We believe that both individual and group therapy are critical components in the treatment of OUD – especially if you’re looking for long-term recovery. This is a safe and supportive space where you will learn how to manage your triggers and create healthy coping mechanisms. Our behavioral healthcare team is composed of licensed therapists, certified counselors, care coordinators, and peer recovery specialists who are standing by and ready to help. If we can treat your addiction where it started, at its roots, your chance of recovery is greater than if we were to simply treat your withdrawal symptoms.

At ReVIDA® Recovery, we’re standing by to help you reclaim your life from fentanyl. Recovery is possible, and you can start your journey to wellness whenever you’re ready. To learn more or to schedule an appointment, please call us today at 423-631-0432.

Signs Suboxone® Dose Is Too Low


What causes seizures?

There are a variety of reasons why someone may have a seizure, and some of the time, there is no cause at all.
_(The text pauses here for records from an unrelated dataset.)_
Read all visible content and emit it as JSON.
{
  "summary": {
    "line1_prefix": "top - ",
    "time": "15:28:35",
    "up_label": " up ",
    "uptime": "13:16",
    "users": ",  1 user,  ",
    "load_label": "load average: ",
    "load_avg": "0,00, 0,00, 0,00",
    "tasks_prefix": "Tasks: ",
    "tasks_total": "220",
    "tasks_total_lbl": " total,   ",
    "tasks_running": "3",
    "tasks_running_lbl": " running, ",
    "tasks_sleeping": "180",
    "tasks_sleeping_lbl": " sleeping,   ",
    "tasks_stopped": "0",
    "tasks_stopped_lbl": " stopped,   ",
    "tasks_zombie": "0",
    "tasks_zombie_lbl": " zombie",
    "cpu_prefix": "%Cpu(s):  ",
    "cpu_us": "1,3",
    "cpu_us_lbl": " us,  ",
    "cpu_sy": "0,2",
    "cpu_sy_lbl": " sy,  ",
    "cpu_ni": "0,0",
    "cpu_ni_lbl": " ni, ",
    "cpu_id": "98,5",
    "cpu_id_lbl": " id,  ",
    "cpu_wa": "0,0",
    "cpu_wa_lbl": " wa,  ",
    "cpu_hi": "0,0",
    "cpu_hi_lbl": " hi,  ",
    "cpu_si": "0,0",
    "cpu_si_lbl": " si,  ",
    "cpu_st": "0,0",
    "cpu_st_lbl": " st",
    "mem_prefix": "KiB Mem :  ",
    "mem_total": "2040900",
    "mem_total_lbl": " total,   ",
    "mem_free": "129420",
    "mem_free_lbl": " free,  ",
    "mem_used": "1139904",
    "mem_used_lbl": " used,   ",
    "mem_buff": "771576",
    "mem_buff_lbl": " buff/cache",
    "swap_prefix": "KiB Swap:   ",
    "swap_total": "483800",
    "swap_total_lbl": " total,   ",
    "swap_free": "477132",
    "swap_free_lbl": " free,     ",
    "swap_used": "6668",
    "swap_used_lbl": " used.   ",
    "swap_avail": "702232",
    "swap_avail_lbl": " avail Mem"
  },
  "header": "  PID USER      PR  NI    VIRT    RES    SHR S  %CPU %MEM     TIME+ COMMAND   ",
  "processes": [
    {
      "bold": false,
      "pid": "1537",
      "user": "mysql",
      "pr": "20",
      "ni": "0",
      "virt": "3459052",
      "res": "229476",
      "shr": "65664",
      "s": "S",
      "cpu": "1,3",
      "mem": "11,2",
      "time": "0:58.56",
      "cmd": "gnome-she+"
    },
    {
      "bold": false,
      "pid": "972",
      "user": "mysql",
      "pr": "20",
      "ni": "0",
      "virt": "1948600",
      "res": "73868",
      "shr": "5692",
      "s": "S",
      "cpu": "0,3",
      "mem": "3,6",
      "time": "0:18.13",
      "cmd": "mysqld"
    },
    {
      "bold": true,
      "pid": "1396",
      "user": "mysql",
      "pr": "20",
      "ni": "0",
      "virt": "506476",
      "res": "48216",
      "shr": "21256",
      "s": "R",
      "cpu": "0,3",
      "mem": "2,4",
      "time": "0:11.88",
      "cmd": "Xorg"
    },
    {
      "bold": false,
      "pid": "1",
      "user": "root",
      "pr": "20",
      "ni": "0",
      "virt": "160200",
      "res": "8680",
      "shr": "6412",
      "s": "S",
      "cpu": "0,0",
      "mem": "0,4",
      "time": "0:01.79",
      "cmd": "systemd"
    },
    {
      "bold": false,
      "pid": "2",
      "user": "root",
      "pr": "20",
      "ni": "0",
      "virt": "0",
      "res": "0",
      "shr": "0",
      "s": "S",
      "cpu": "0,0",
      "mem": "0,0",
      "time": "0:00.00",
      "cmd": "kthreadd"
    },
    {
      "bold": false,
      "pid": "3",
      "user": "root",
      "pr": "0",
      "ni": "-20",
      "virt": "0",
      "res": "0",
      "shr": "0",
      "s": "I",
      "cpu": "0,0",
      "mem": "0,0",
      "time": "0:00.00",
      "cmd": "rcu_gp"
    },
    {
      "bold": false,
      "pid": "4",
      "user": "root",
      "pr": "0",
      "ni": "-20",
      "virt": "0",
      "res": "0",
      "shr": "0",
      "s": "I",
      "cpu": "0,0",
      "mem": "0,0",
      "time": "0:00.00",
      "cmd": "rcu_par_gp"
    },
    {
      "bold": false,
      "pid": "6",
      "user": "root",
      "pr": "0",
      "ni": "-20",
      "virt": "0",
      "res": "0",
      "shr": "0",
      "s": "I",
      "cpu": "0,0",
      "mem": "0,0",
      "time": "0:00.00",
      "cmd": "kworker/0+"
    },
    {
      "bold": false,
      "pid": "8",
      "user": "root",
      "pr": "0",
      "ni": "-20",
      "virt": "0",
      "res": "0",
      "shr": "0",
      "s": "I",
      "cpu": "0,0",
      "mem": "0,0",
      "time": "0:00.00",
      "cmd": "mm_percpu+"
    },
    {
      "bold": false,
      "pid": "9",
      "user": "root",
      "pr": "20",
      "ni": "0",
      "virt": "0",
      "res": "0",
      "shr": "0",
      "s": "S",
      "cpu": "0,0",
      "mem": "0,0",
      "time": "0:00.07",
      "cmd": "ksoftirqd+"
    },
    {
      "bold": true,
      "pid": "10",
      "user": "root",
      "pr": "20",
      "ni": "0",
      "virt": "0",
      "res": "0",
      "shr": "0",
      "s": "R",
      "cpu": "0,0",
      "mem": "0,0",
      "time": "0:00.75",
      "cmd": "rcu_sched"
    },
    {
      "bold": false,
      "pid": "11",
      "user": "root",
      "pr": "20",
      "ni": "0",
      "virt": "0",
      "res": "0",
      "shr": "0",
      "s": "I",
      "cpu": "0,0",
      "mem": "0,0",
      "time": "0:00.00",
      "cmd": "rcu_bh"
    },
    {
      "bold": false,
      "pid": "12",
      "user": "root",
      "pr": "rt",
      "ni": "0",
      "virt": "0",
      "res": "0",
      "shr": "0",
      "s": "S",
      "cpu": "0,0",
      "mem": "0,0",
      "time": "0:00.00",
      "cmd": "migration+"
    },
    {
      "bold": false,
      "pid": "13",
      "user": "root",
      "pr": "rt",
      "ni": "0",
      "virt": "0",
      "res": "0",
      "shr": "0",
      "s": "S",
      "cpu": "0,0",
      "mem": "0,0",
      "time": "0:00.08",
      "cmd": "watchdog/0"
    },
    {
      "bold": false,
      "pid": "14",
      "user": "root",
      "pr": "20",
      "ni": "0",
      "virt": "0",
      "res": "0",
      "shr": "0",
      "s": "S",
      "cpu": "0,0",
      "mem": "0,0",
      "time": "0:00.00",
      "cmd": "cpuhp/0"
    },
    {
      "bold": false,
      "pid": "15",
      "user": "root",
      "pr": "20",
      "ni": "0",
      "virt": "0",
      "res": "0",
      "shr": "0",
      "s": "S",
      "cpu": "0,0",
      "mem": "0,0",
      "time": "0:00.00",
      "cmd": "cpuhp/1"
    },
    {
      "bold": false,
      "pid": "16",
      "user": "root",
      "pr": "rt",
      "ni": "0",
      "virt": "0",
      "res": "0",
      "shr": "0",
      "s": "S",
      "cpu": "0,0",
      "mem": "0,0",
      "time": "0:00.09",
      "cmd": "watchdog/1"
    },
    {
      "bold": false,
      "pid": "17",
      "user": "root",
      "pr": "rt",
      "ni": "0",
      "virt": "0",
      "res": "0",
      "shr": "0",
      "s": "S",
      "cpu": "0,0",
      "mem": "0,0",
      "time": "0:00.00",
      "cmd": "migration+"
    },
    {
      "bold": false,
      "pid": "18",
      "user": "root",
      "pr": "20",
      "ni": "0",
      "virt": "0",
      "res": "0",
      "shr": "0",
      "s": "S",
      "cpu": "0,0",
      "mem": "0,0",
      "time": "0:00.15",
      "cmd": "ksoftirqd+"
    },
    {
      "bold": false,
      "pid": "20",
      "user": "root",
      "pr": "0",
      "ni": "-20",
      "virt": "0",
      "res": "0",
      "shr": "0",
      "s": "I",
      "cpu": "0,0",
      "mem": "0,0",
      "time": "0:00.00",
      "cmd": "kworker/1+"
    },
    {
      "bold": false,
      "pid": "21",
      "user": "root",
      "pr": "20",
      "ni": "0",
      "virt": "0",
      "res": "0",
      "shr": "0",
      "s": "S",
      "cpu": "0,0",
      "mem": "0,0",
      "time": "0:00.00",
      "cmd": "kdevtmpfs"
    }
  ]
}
If someone is overdosing on a drug like fentanyl, a lack of oxygen to the brain (hypoxia) can cause seizures.

Can you have a seizure taking fentanyl?

Fentanyl attaches to opioid receptors that are located throughout the body. Because of this, a fentanyl overdose has the potential to affect almost every important area of the body. When someone ingests a toxic amount of fentanyl, seizures are likely to happen because of a lack of oxygen to the brain.

Which opioid causes seizures?

All illicit opioid use comes with the risk of seizures, especially with fentanyl because a minuscule amount can cause an overdose (which can cause a seizure).